Volcanism may also be to blame for the end-Triassic extinction. Though volcanism in general leads to global warming, after an initial volcanic eruption, huge amounts of sulfur spew into the air and cause a brief period of global cooling. Such cooling-heating cycles may have occurred hundreds of times over 500,000 years. Similar cold snaps have been tied to huge crop failures in historical times, such as in Iceland in the 1700s, Olsen said. … [Read more...] about Mesozoic era: Age of the dinosaurs
The remains of the god house at Ose, however, are from a later time when the area began to be dominated by an elite group of wealthy families — a distinction that arose as Scandinavian societies began to interact with the more stratified societies of the Roman Empire and the Germanic tribes of northern Europe. … [Read more...] about 1,200-year-old pagan temple to Thor and Odin unearthed in Norway
"As [hominids] migrated out of Africa, you see this incredibly regular pattern of extinction," said Felisa Smith, a professor of ecology and evolutionary biology at the University of New Mexico, who studies how animals' body sizes have changed over the course of history. As she and her colleagues explained in a 2018 study published in the journal Science, each time our ancestors set foot in new places, fossil records show that large-bodied species — the humongous prehistoric relatives of elephants, bears, antelope and other creatures — started going extinct within a few hundred to 1,000 years, at most. Such rapid extinction timescales don't occur at any other point in the last several million years (not since the non-avian dinosaurs were wiped out by an asteroid about 65 million years ago.) "The only time you see it is when humans are involved, which is really striking," Smith said. … [Read more...] about What’s the first species humans drove to extinction?
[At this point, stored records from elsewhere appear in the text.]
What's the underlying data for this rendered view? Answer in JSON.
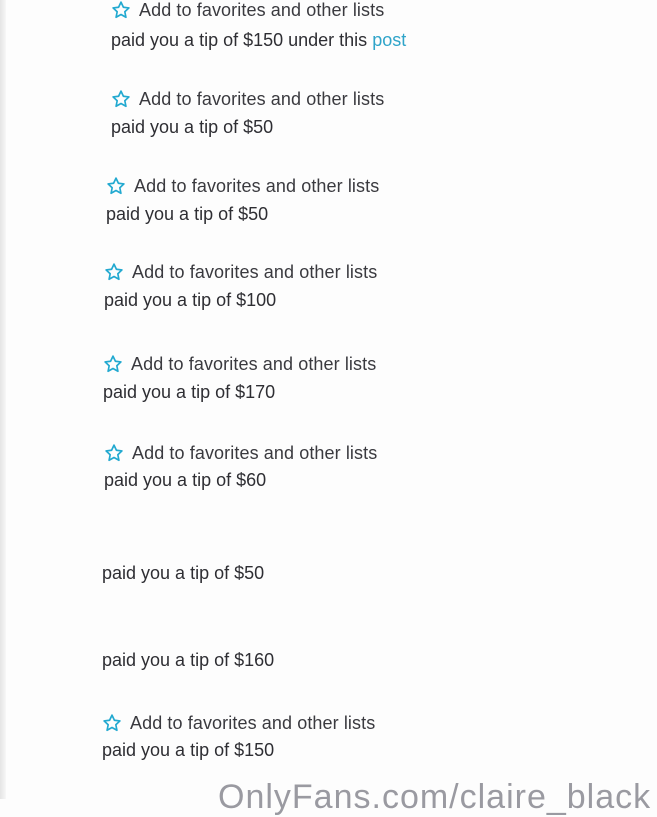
{
  "favorites_label": "Add to favorites and other lists",
  "notifications": [
    {
      "has_fav": true,
      "tip": "paid you a tip of $150 under this",
      "link": "post"
    },
    {
      "has_fav": true,
      "tip": "paid you a tip of $50"
    },
    {
      "has_fav": true,
      "tip": "paid you a tip of $50"
    },
    {
      "has_fav": true,
      "tip": "paid you a tip of $100"
    },
    {
      "has_fav": true,
      "tip": "paid you a tip of $170"
    },
    {
      "has_fav": true,
      "tip": "paid you a tip of $60"
    },
    {
      "has_fav": false,
      "tip": "paid you a tip of $50"
    },
    {
      "has_fav": false,
      "tip": "paid you a tip of $160"
    },
    {
      "has_fav": true,
      "tip": "paid you a tip of $150"
    }
  ],
  "watermark": "OnlyFans.com/claire_black",
  "colors": {
    "accent": "#2fa4c9",
    "star": "#22a9d0",
    "text": "#2e2e33"
  },
  "icons": {
    "favorite": "star-outline-icon"
  }
}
Gold and her colleagues conducted a CT scan of the dodo skull, which was at the Natural History Museum, London. They also scanned the skull of the dodo's closest relative, the Rodrigues solitaire (Pezophaps solitaria). This flightless bird lived on the Indian Ocean island of Rodrigues and went extinct in the 1700s, due to overhunting and other human activities. Using the scans, the researchers then reconstructed virtual "casts" of the bird brains. … [Read more...] about Dodo Birds Weren’t ‘Dodos’ After All